Jagoba has had a paper published in Insect Conservation and Diversity. In this research Jagoba was interested in spider diversity in alpine tussocklands. Spiders are often top predators in many ecosystems, especially in New Zealand but not a great deal was known about this important NZ habitat. Jagoba obtained some study sites in Te Papanui Conservation Park to the east of Dunedin in the Lammermoor range. Jagoba collected spiders in two ways. First, he used pitfall traps (digging small containers flush into the ground where unsuspecting individuals fall in. Second, he removed a whole tussock plant from each sample site to take back to the lab where all of the inhabitants were collected. In addition to simply recording the diversity of the spiders found, Jagoba was interested in finding out about what lead to the variation that he observed. So, many different data were collected from each site. The upside of a sampling approach like this is that you can get thousands of samples. The downside is that you can get thousands of samples! Jagoba spent the best part of a year and a half identifying the many different spiders (14465 individuals from 53 species!) that he had found in his samples.
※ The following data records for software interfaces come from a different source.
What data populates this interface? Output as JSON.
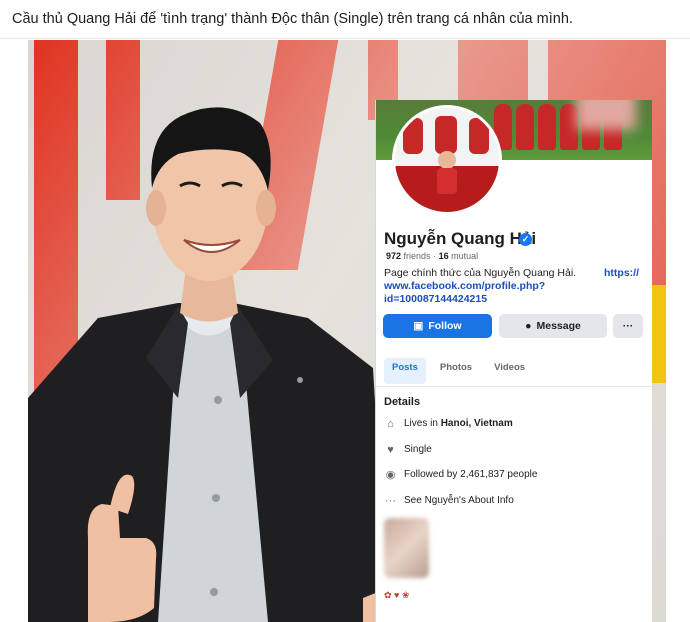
{
  "caption": "Cầu thủ Quang Hải để 'tình trạng' thành Độc thân (Single) trên trang cá nhân của mình.",
  "profile": {
    "name": "Nguyễn Quang Hải",
    "friends_count": "972",
    "friends_label": "friends",
    "mutual_count": "16",
    "mutual_label": "mutual",
    "bio_text": "Page chính thức của Nguyễn Quang Hải.",
    "bio_link_start": "https://",
    "bio_link": "www.facebook.com/profile.php?id=100087144424215",
    "follow_label": "Follow",
    "message_label": "Message",
    "more_label": "···"
  },
  "tabs": [
    {
      "label": "Posts",
      "active": true
    },
    {
      "label": "Photos",
      "active": false
    },
    {
      "label": "Videos",
      "active": false
    }
  ],
  "details": {
    "title": "Details",
    "rows": [
      {
        "icon": "home-icon",
        "prefix": "Lives in ",
        "value": "Hanoi, Vietnam"
      },
      {
        "icon": "heart-icon",
        "prefix": "",
        "value": "Single"
      },
      {
        "icon": "followers-icon",
        "prefix": "",
        "value": "Followed by 2,461,837 people"
      },
      {
        "icon": "more-icon",
        "prefix": "",
        "value": "See Nguyễn's About Info"
      }
    ]
  },
  "colors": {
    "facebook_blue": "#1b74e4",
    "link": "#1a4dbb",
    "jersey_red": "#c62828",
    "banner_red": "#e0321f"
  }
}
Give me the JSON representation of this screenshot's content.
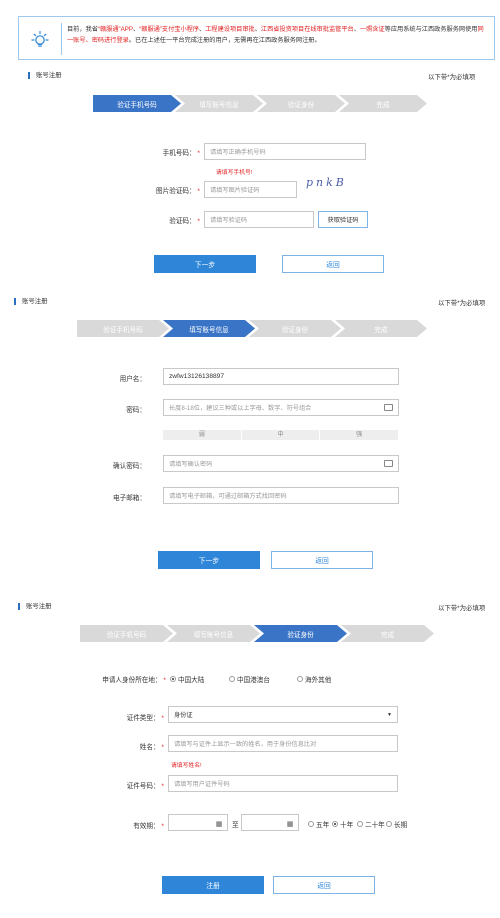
{
  "notice": {
    "icon": "lightbulb-icon",
    "segments": [
      {
        "text": "目前，我省",
        "red": false
      },
      {
        "text": "“赣服通”APP",
        "red": true
      },
      {
        "text": "、",
        "red": false
      },
      {
        "text": "“赣服通”支付宝小程序",
        "red": true
      },
      {
        "text": "、",
        "red": false
      },
      {
        "text": "工程建设项目审批",
        "red": true
      },
      {
        "text": "、",
        "red": false
      },
      {
        "text": "江西省投资项目在线审批监管平台",
        "red": true
      },
      {
        "text": "、",
        "red": false
      },
      {
        "text": "一照含证",
        "red": true
      },
      {
        "text": "等应用系统与江西政务服务网使用",
        "red": false
      },
      {
        "text": "同一账号、密码进行登录",
        "red": true
      },
      {
        "text": "。已在上述任一平台完成注册的用户，无需再在江西政务服务网注册。",
        "red": false
      }
    ]
  },
  "common": {
    "section_title": "账号注册",
    "required_note": "以下带*为必填项",
    "steps": [
      "验证手机号码",
      "填写账号信息",
      "验证身份",
      "完成"
    ],
    "star": "*",
    "back": "返回"
  },
  "panel1": {
    "active_step": 0,
    "phone_label": "手机号码：",
    "phone_placeholder": "请填写正确手机号码",
    "phone_error": "请填写手机号!",
    "captcha_label": "图片验证码：",
    "captcha_placeholder": "请填写图片验证码",
    "captcha_text": "pnkB",
    "code_label": "验证码：",
    "code_placeholder": "请填写验证码",
    "get_code": "获取验证码",
    "next": "下一步"
  },
  "panel2": {
    "active_step": 1,
    "username_label": "用户名：",
    "username_value": "zwfw13126138897",
    "password_label": "密码：",
    "password_placeholder": "长度8-18位，建议三种或以上字母、数字、符号组合",
    "strength": [
      "弱",
      "中",
      "强"
    ],
    "confirm_label": "确认密码：",
    "confirm_placeholder": "请填写确认密码",
    "email_label": "电子邮箱：",
    "email_placeholder": "请填写电子邮箱，可通过邮箱方式找回密码",
    "next": "下一步"
  },
  "panel3": {
    "active_step": 2,
    "region_label": "申请人身份所在地：",
    "regions": [
      "中国大陆",
      "中国港澳台",
      "海外其他"
    ],
    "region_selected": 0,
    "idtype_label": "证件类型：",
    "idtype_value": "身份证",
    "name_label": "姓名：",
    "name_placeholder": "请填写与证件上显示一致的姓名，用于身份信息比对",
    "name_error": "请填写姓名!",
    "idno_label": "证件号码：",
    "idno_placeholder": "请填写用户证件号码",
    "validity_label": "有效期：",
    "to": "至",
    "periods": [
      "五年",
      "十年",
      "二十年",
      "长期"
    ],
    "period_selected": 1,
    "submit": "注册"
  }
}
One of the ideas that Jagoba was keen to test was about whether the diversity of plant species impacted on the diversity of spider species. Although tussock grasslands are dominated by one species, there are other plant species scattered throughout. There was a basic link between diversity of plant and spider species, the more complex the habitat the greater the number of spiders. The structural complexity of each site was also important, the more branches and 3D-ness of the site affected the types of spider species that would live in an area. Environmental factors, like soil moisture also played a role in affecting which species were present for both plants and spiders. One of the best outcomes was discovering that one kind of spiders - wolf spiders from the family Lycosidae, could be used as an indicator species to signal which other spider species would be present in an area. Indicator species are important in that it saves someone like Jagoba having to work through thousands of samples when they can only look a few hundred. So was it worth a night of discomfit to find these results? Of course. And there is more to come from this work.